Repeatability of peak nasal inspiratory flow measurements and utility for assessing the severity of rhinitis
Article first published online: 6 MAY 2005
Volume 60, Issue 6, pages 795–800, June 2005
How to Cite
Starling-Schwanz, R., Peake, H. L., Salome, C. M., Toelle, B. G., Ng, K. W., Marks, G. B., Lean, M. L. and Rimmer, S. J. (2005), Repeatability of peak nasal inspiratory flow measurements and utility for assessing the severity of rhinitis. Allergy, 60: 795–800. doi: 10.1111/j.1398-9995.2005.00779.x
- Issue published online: 6 MAY 2005
- Article first published online: 6 MAY 2005
- Accepted for publication 6 October 2004
- nasal obstruction;
- peak nasal inspiratory flow;
Background: The measurement of peak nasal inspiratory flow (PNIF) provides a simple, cheap, fast and readily available tool for determining the extent of nasal airway patency. However, there are questions regarding its repeatability when used to assess the degree of nasal obstruction in large populations. Therefore, this study aimed to evaluate the repeatability of PNIF measurements and to assess their association with the signs and symptoms of rhinitis.

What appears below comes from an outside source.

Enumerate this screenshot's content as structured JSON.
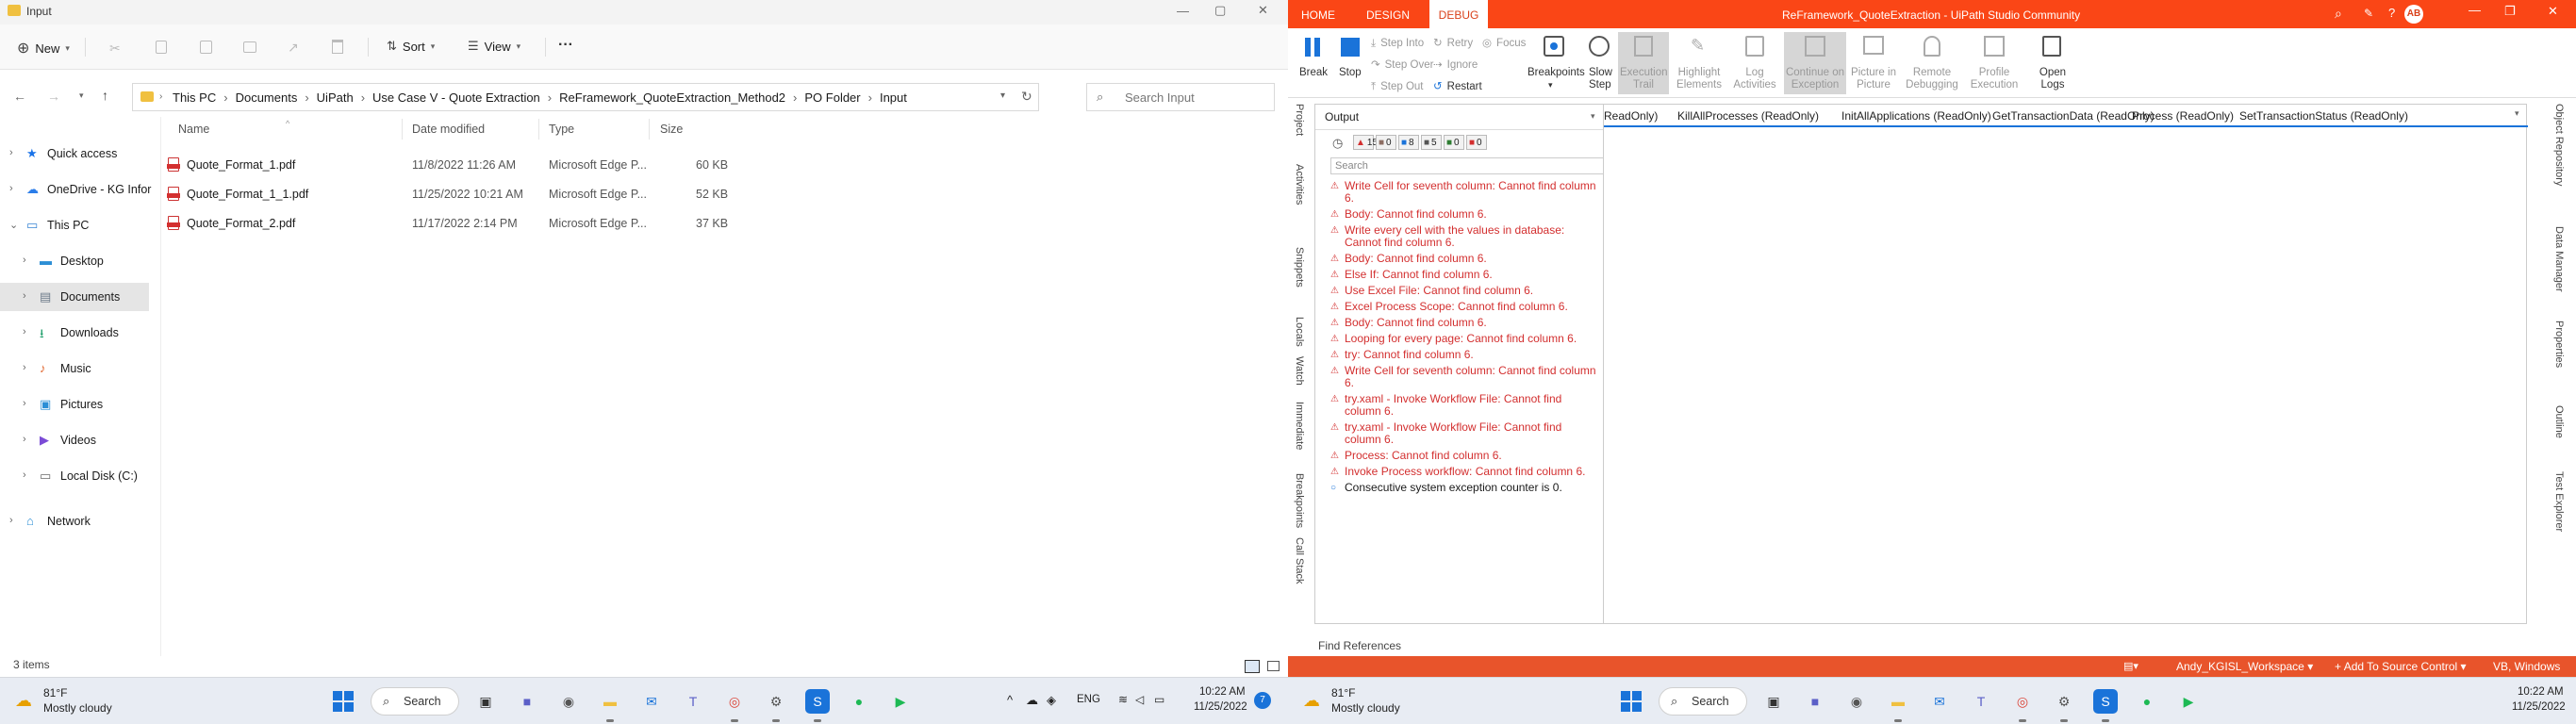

Methods: The PNIF, rhinitis symptoms, judged by Meltzer questionnaire and rhinitis signs, as determined by anterior rhinoscopy, were assessed in 283 adults representative of the general population. One training and two test PNIF measurements were recorded during the same session.
Results: The PNIF was highly reproducible (ICC = 0.92; 95% limits of agreement: ±36 l/min). The PNIF was strongly correlated with rhinitis signs, measured by anterior rhinoscopy (rs = −0.38, P < 0.0001) but was not correlated with rhinitis symptoms, measured by questionnaire (rs = −0.11, P = 0.057). Differences in PNIF for subjects categorized as asymptomatic, mild or moderate/severe on the basis of rhinitis signs, were highly significant (P < 0.0001), but less significant on the basis of rhinitis symptoms (P = 0.04). A PNIF cut-off of 115 l/min had moderately high specificity (72%) and sensitivity (65%) and a high negative predictive value (90%) for moderate/severe signs of rhinitis.
Conclusion: In a large general population-based sample of young adults, PNIF was highly reproducible and closely related to the signs of rhinitis, as determined by clinical examination. The PNIF provides information that is qualitatively different to that provided by symptom scores and may be useful to measure the extent of nasal obstruction.